As someone who has always been aware that I am an introvert but who didn’t understand what it really means and what introverts can offer within society, it completely changed my outlook and view of introversion when I watched Susan Cain’s Ted talk, “The Power of Introverts”. This 2012 Ted talk has had over 25 million views so it clearly resonates with a lot of people. According to Susan, a third to half of the population are introverts. Watching this Ted talk changed how I view myself, helped me to understand the value that I as an individual can add to society, why I prefer to avoid certain situations and what I need to nourish myself as an individual. I would go as far to say that it changed my life! Within business, being an introvert can be incredibly powerful – indeed many successful leaders are introverts. There are numerous behaviours that an introvert can bring to an organisation: creativity, critical thinking, consideration of all factors before making decisions, listening skills amongst others. However, there can be a tendancy to overlook or dismiss introverts within our highly interactive, extroverted world. One area where an introvert could be overlooked is that of executive presence. This article by Susan Cain provides some great tips and advice on how to harness an introvert’s executive presence. Things to consider are not putting too much pressure on yourself to be an expert at presence, instead being happy to be good enough. By understanding that presence is generated through giving your focused attention to someone in a genuine way. Presence is also a direct result of being confident about what you're speaking about - when you feel strongly and knowledgeable about a subject, this will naturally increase your presence as will the passion and energy you give out. A great article and lots of food for thought.

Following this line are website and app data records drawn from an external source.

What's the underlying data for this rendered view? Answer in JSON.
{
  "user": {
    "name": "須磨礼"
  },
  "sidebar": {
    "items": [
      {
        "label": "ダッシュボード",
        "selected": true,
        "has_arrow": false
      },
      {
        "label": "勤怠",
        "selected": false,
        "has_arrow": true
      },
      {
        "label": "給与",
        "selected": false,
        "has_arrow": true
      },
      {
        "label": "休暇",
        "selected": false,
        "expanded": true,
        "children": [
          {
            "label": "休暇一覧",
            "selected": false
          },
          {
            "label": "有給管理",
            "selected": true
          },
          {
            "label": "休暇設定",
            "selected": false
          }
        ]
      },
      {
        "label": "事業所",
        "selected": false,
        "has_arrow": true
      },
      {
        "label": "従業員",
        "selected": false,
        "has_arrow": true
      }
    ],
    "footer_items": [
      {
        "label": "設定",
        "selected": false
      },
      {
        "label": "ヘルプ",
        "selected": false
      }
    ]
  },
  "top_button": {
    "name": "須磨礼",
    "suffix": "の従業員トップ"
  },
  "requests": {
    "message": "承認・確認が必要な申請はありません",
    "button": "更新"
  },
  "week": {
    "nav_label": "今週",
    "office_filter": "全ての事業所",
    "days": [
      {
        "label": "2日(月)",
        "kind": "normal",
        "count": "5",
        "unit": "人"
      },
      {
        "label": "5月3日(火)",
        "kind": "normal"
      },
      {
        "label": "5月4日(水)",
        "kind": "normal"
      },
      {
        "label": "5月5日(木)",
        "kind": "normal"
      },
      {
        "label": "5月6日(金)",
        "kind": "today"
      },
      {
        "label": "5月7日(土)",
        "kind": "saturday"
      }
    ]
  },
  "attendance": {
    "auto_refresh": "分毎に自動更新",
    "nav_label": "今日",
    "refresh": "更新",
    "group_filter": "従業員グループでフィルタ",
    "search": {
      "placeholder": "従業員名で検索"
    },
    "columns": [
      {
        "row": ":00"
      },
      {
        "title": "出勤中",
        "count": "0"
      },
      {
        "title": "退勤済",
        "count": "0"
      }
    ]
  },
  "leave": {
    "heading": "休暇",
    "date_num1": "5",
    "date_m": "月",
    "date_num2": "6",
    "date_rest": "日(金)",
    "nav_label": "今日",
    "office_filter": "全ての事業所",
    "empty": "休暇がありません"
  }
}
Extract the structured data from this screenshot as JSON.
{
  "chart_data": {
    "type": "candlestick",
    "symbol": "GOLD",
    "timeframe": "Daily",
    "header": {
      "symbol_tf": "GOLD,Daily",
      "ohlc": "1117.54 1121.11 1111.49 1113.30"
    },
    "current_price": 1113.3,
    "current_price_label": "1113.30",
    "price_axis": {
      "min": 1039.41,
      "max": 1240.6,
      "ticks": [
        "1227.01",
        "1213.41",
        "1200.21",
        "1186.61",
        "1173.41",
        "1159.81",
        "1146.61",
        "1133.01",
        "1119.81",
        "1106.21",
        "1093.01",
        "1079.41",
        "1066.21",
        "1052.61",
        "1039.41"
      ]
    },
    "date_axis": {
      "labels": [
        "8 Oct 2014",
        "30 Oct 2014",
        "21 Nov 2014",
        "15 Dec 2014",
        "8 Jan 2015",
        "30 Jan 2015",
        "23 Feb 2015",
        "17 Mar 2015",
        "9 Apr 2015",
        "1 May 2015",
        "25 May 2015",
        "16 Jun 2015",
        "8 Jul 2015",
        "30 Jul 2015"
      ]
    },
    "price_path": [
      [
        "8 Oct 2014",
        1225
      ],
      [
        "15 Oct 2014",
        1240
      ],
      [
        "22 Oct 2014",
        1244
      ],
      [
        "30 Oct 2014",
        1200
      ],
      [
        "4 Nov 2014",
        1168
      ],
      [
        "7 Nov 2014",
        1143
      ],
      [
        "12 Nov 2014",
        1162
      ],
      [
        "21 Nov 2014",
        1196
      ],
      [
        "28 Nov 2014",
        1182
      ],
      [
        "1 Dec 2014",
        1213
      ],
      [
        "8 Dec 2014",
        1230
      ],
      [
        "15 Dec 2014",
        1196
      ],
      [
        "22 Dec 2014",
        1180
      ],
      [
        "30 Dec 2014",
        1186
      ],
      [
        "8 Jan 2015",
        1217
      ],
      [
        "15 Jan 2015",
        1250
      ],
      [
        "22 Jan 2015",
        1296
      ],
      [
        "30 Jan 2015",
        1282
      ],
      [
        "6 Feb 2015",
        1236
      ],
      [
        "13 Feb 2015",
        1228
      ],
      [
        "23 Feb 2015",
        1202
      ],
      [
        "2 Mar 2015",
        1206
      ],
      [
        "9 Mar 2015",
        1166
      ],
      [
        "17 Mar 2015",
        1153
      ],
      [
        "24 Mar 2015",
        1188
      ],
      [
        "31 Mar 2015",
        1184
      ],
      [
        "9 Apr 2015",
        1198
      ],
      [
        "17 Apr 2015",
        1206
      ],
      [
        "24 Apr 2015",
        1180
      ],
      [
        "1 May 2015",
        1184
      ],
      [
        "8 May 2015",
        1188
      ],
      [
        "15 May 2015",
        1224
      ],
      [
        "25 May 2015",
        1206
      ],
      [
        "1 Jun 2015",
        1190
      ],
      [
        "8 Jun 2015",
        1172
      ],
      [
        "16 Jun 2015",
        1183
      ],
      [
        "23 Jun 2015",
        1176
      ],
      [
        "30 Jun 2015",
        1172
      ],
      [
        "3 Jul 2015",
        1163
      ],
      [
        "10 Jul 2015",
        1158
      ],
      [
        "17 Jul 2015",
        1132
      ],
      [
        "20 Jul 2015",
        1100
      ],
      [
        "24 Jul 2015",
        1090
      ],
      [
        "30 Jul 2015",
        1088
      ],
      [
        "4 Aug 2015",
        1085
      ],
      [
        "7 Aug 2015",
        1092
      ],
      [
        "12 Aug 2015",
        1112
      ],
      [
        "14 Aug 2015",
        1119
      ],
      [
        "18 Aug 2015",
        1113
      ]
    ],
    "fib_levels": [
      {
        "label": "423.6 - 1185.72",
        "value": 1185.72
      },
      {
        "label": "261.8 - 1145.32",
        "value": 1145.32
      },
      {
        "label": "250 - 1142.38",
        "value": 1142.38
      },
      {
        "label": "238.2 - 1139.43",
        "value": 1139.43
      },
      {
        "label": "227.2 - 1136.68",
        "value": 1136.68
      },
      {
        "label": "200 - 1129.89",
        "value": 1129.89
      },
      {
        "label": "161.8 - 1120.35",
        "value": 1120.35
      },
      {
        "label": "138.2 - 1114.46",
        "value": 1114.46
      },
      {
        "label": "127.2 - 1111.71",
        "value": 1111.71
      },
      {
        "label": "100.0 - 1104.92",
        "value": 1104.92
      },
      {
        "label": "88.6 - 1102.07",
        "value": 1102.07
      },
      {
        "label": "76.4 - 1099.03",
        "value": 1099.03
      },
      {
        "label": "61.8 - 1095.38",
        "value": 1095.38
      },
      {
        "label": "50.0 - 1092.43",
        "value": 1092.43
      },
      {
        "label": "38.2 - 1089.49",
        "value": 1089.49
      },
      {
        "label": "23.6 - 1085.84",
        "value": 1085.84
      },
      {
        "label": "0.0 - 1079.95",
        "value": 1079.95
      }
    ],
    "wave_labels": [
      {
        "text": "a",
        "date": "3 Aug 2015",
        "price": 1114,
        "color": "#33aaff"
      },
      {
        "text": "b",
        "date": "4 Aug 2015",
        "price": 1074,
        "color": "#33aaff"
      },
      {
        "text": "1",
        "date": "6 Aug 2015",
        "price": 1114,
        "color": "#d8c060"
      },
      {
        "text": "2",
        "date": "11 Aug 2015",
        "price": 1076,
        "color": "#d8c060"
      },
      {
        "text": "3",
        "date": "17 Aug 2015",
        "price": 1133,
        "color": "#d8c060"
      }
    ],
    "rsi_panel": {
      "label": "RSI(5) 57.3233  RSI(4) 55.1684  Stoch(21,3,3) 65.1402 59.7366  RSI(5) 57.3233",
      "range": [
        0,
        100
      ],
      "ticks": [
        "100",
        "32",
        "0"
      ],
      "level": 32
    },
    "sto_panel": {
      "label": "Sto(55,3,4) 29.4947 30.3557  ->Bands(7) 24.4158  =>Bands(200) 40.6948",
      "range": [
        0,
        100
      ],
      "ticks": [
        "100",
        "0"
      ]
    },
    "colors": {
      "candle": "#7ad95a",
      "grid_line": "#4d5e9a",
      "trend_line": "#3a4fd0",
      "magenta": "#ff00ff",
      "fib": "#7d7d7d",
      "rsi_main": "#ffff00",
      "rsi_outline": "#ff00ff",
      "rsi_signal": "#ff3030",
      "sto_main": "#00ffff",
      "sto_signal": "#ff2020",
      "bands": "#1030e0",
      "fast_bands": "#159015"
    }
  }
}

“Executive Presence” for Introverts By Susan Cain Yesterday I spoke at the HQ of a global bank, and during the Q and A following my talk, an HR leader raised her hand to ask an important question that I hear all time. So I thought I’d answer it here, and share with all of you. Question: I see many talented people who don’t get promoted, because they lack “executive presence.” How can I help them get to where they should be?